Your answer should hold every line of the records below that contains the string "icon".

Stored items from a collection
──────────
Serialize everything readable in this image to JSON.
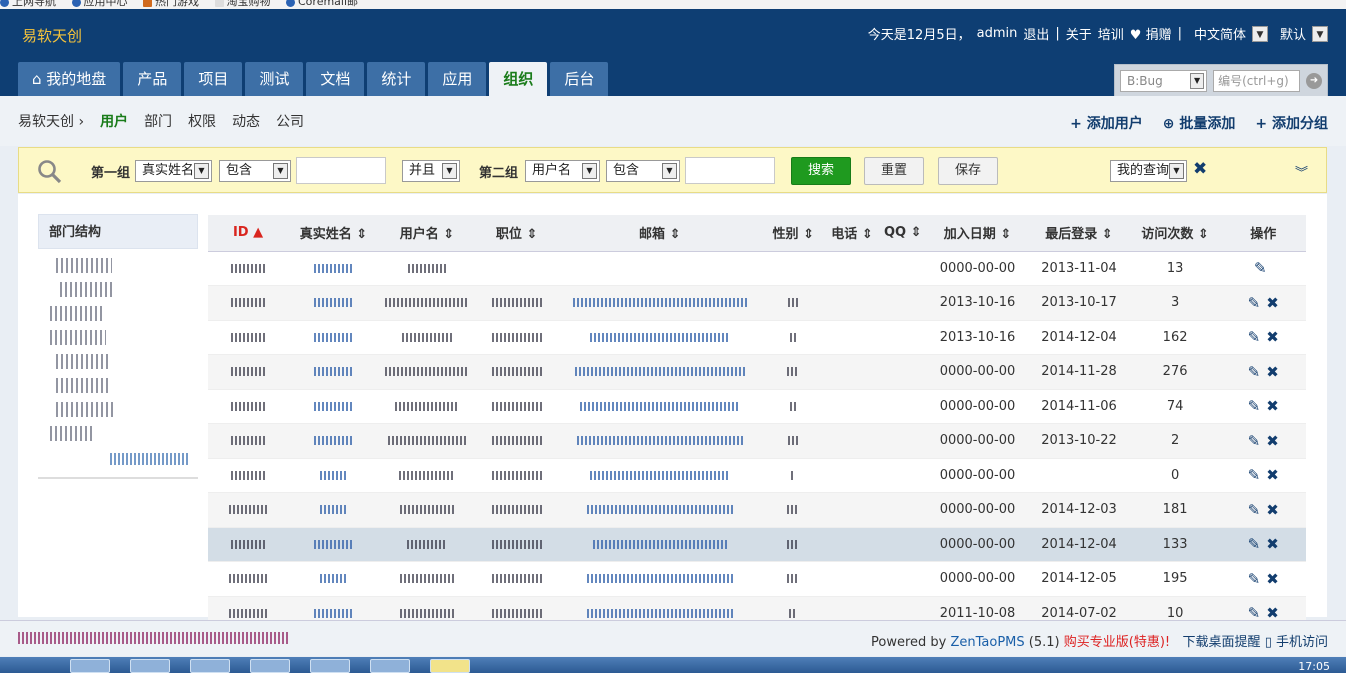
{
  "browser_bar": {
    "items": [
      "上网导航",
      "应用中心",
      "热门游戏",
      "淘宝购物",
      "Coremail邮"
    ]
  },
  "header": {
    "brand": "易软天创",
    "today": "今天是12月5日，",
    "user": "admin",
    "logout": "退出",
    "about": "关于",
    "training": "培训",
    "donate": "♥ 捐赠",
    "language": "中文简体",
    "theme": "默认"
  },
  "nav": {
    "tabs": [
      "我的地盘",
      "产品",
      "项目",
      "测试",
      "文档",
      "统计",
      "应用",
      "组织",
      "后台"
    ],
    "active": "组织"
  },
  "quick_search": {
    "type": "B:Bug",
    "placeholder": "编号(ctrl+g)"
  },
  "subnav": {
    "root": "易软天创",
    "items": [
      "用户",
      "部门",
      "权限",
      "动态",
      "公司"
    ],
    "active": "用户"
  },
  "actions": {
    "add_user": "添加用户",
    "batch_add": "批量添加",
    "add_group": "添加分组"
  },
  "search": {
    "group1_label": "第一组",
    "g1_field": "真实姓名",
    "g1_op": "包含",
    "g1_value": "",
    "and_or": "并且",
    "group2_label": "第二组",
    "g2_field": "用户名",
    "g2_op": "包含",
    "g2_value": "",
    "search_btn": "搜索",
    "reset_btn": "重置",
    "save_btn": "保存",
    "my_query": "我的查询"
  },
  "dept_tree": {
    "title": "部门结构"
  },
  "table": {
    "columns": [
      "ID",
      "真实姓名",
      "用户名",
      "职位",
      "邮箱",
      "性别",
      "电话",
      "QQ",
      "加入日期",
      "最后登录",
      "访问次数",
      "操作"
    ],
    "rows": [
      {
        "join": "0000-00-00",
        "last": "2013-11-04",
        "visits": "13"
      },
      {
        "join": "2013-10-16",
        "last": "2013-10-17",
        "visits": "3"
      },
      {
        "join": "2013-10-16",
        "last": "2014-12-04",
        "visits": "162"
      },
      {
        "join": "0000-00-00",
        "last": "2014-11-28",
        "visits": "276"
      },
      {
        "join": "0000-00-00",
        "last": "2014-11-06",
        "visits": "74"
      },
      {
        "join": "0000-00-00",
        "last": "2013-10-22",
        "visits": "2"
      },
      {
        "join": "0000-00-00",
        "last": "",
        "visits": "0"
      },
      {
        "join": "0000-00-00",
        "last": "2014-12-03",
        "visits": "181"
      },
      {
        "join": "0000-00-00",
        "last": "2014-12-04",
        "visits": "133"
      },
      {
        "join": "0000-00-00",
        "last": "2014-12-05",
        "visits": "195"
      },
      {
        "join": "2011-10-08",
        "last": "2014-07-02",
        "visits": "10"
      }
    ]
  },
  "footer": {
    "powered": "Powered by",
    "zentao": "ZenTaoPMS",
    "version": "(5.1)",
    "buy": "购买专业版(特惠)!",
    "desktop": "下载桌面提醒",
    "mobile": "手机访问"
  },
  "taskbar": {
    "clock": "17:05"
  },
  "colors": {
    "header": "#0e3e73",
    "accent": "#1a7c1a",
    "search_bg": "#fdf8c6",
    "search_btn": "#1f9a1f",
    "link": "#123d6e"
  }
}
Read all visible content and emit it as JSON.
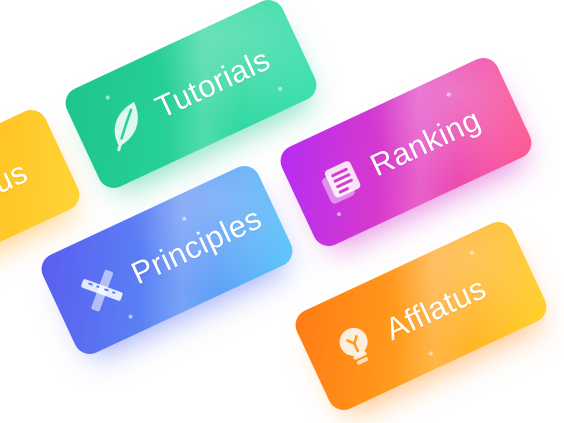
{
  "cards": {
    "partial": {
      "label": "us",
      "icon": "none"
    },
    "tutorials": {
      "label": "Tutorials",
      "icon": "leaf-icon",
      "color_start": "#1fc48a",
      "color_end": "#3ee0b0"
    },
    "ranking": {
      "label": "Ranking",
      "icon": "document-stack-icon",
      "color_start": "#b52cf2",
      "color_end": "#ff5d8f"
    },
    "principles": {
      "label": "Principles",
      "icon": "ruler-pencil-icon",
      "color_start": "#5a5cf0",
      "color_end": "#5cc9fa"
    },
    "afflatus": {
      "label": "Afflatus",
      "icon": "lightbulb-icon",
      "color_start": "#ff7a14",
      "color_end": "#ffd22a"
    }
  }
}
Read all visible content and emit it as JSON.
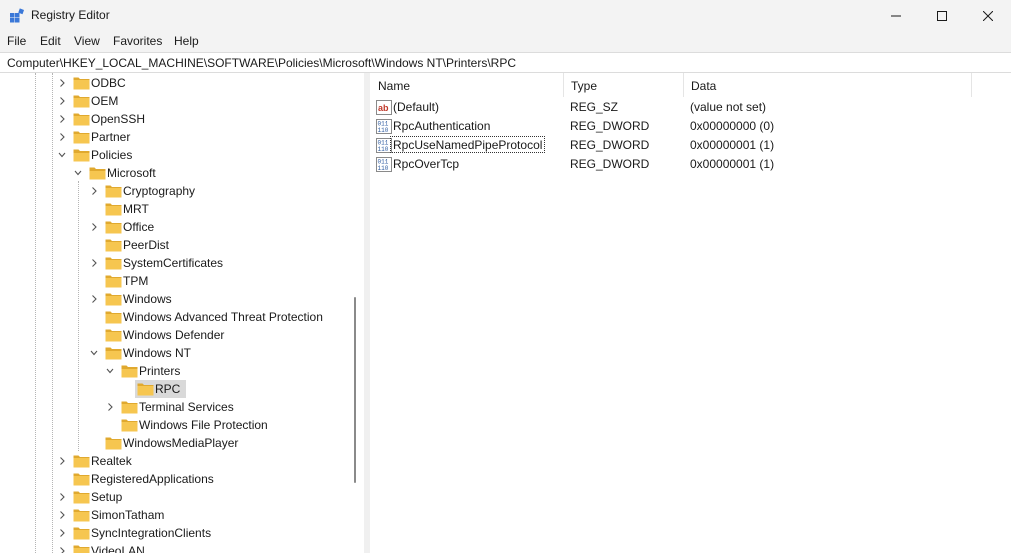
{
  "window": {
    "title": "Registry Editor"
  },
  "menu": [
    "File",
    "Edit",
    "View",
    "Favorites",
    "Help"
  ],
  "address": "Computer\\HKEY_LOCAL_MACHINE\\SOFTWARE\\Policies\\Microsoft\\Windows NT\\Printers\\RPC",
  "tree": [
    {
      "label": "ODBC",
      "level": 0,
      "expander": "collapsed"
    },
    {
      "label": "OEM",
      "level": 0,
      "expander": "collapsed"
    },
    {
      "label": "OpenSSH",
      "level": 0,
      "expander": "collapsed"
    },
    {
      "label": "Partner",
      "level": 0,
      "expander": "collapsed"
    },
    {
      "label": "Policies",
      "level": 0,
      "expander": "expanded"
    },
    {
      "label": "Microsoft",
      "level": 1,
      "expander": "expanded"
    },
    {
      "label": "Cryptography",
      "level": 2,
      "expander": "collapsed"
    },
    {
      "label": "MRT",
      "level": 2,
      "expander": "none"
    },
    {
      "label": "Office",
      "level": 2,
      "expander": "collapsed"
    },
    {
      "label": "PeerDist",
      "level": 2,
      "expander": "none"
    },
    {
      "label": "SystemCertificates",
      "level": 2,
      "expander": "collapsed"
    },
    {
      "label": "TPM",
      "level": 2,
      "expander": "none"
    },
    {
      "label": "Windows",
      "level": 2,
      "expander": "collapsed"
    },
    {
      "label": "Windows Advanced Threat Protection",
      "level": 2,
      "expander": "none"
    },
    {
      "label": "Windows Defender",
      "level": 2,
      "expander": "none"
    },
    {
      "label": "Windows NT",
      "level": 2,
      "expander": "expanded"
    },
    {
      "label": "Printers",
      "level": 3,
      "expander": "expanded"
    },
    {
      "label": "RPC",
      "level": 4,
      "expander": "none",
      "selected": true
    },
    {
      "label": "Terminal Services",
      "level": 3,
      "expander": "collapsed"
    },
    {
      "label": "Windows File Protection",
      "level": 3,
      "expander": "none"
    },
    {
      "label": "WindowsMediaPlayer",
      "level": 2,
      "expander": "none"
    },
    {
      "label": "Realtek",
      "level": 0,
      "expander": "collapsed"
    },
    {
      "label": "RegisteredApplications",
      "level": 0,
      "expander": "none"
    },
    {
      "label": "Setup",
      "level": 0,
      "expander": "collapsed"
    },
    {
      "label": "SimonTatham",
      "level": 0,
      "expander": "collapsed"
    },
    {
      "label": "SyncIntegrationClients",
      "level": 0,
      "expander": "collapsed"
    },
    {
      "label": "VideoLAN",
      "level": 0,
      "expander": "collapsed"
    }
  ],
  "list": {
    "columns": [
      "Name",
      "Type",
      "Data"
    ],
    "rows": [
      {
        "name": "(Default)",
        "type": "REG_SZ",
        "data": "(value not set)",
        "icon": "string-value-icon"
      },
      {
        "name": "RpcAuthentication",
        "type": "REG_DWORD",
        "data": "0x00000000 (0)",
        "icon": "dword-value-icon"
      },
      {
        "name": "RpcUseNamedPipeProtocol",
        "type": "REG_DWORD",
        "data": "0x00000001 (1)",
        "icon": "dword-value-icon",
        "focused": true
      },
      {
        "name": "RpcOverTcp",
        "type": "REG_DWORD",
        "data": "0x00000001 (1)",
        "icon": "dword-value-icon"
      }
    ]
  },
  "colors": {
    "folder": "#f6c650",
    "folder_dark": "#e0a92f",
    "selection": "#d9d9d9",
    "dword_blue": "#2c5aa0",
    "string_red": "#c0392b"
  }
}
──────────
Result of the exercise >>
      "icon": "none"
      "icon": "leaf-icon",
      "icon": "document-stack-icon",
      "icon": "ruler-pencil-icon",
      "icon": "lightbulb-icon",
        "icon": "string-value-icon"
        "icon": "dword-value-icon"
        "icon": "dword-value-icon",
        "icon": "dword-value-icon"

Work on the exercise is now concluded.